THE TASK> Search the material for "江苏云意电气公司" and show all lines that contain it.
-- DATA EXTRACTS follows --
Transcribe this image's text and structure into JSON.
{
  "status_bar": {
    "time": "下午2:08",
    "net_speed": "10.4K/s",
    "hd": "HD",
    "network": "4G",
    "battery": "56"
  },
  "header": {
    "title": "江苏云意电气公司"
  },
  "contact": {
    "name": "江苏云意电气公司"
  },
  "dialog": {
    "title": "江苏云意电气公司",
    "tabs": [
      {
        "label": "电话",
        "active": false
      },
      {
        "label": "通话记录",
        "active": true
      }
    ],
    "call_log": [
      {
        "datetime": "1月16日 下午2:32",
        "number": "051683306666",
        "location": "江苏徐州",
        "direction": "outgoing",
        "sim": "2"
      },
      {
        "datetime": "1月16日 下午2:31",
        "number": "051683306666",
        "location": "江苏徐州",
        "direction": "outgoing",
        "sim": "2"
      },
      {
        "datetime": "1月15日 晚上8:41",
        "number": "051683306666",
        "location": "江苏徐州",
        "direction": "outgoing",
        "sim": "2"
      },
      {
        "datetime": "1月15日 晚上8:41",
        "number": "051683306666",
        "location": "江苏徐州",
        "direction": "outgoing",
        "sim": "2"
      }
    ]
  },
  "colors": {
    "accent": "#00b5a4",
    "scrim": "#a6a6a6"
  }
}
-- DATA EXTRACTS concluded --
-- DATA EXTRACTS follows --
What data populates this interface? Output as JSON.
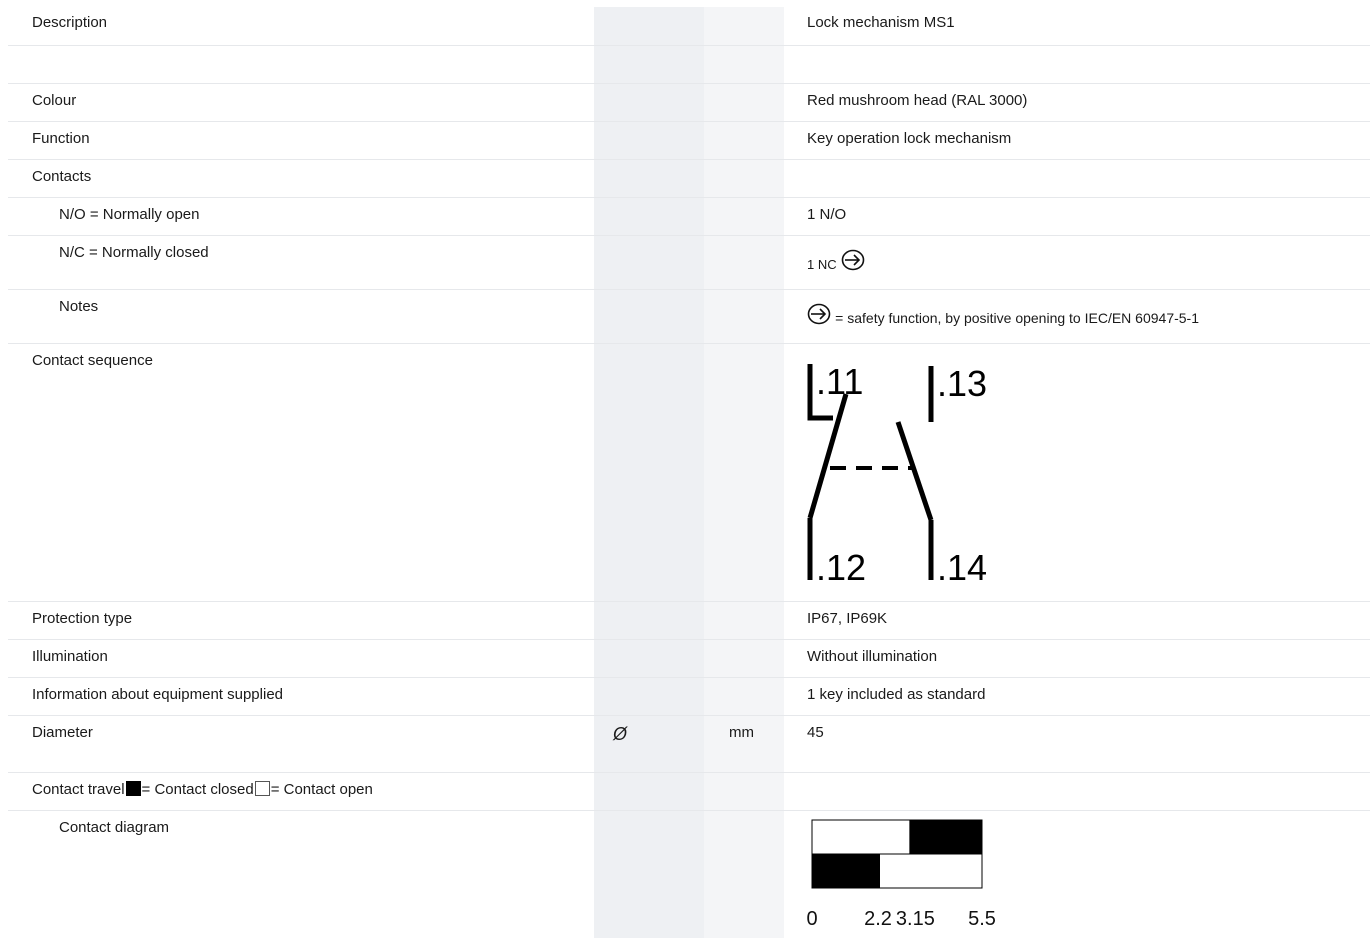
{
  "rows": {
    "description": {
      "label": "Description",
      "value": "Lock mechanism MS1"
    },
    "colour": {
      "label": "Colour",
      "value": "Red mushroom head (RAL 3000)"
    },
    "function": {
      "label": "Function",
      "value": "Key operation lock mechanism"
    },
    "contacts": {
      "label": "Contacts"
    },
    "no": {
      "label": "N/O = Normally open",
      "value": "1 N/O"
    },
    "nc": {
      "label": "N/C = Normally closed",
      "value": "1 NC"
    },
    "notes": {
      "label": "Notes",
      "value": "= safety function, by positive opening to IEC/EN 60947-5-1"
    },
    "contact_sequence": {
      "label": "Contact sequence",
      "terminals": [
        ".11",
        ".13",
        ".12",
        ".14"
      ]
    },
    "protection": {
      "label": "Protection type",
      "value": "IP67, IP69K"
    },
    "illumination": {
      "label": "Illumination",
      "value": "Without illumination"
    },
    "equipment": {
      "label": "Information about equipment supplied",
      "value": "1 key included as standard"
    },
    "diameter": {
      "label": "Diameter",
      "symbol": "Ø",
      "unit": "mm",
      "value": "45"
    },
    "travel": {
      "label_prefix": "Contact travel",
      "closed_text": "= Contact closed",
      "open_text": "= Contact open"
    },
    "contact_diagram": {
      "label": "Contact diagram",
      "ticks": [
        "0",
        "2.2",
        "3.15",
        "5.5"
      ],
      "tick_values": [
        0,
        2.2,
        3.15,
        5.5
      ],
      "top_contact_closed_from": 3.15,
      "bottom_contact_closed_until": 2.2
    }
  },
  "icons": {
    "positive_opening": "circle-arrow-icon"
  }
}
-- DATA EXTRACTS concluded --
EXPECTED ANSWER>
    "title": "江苏云意电气公司"
    "name": "江苏云意电气公司"
    "title": "江苏云意电气公司",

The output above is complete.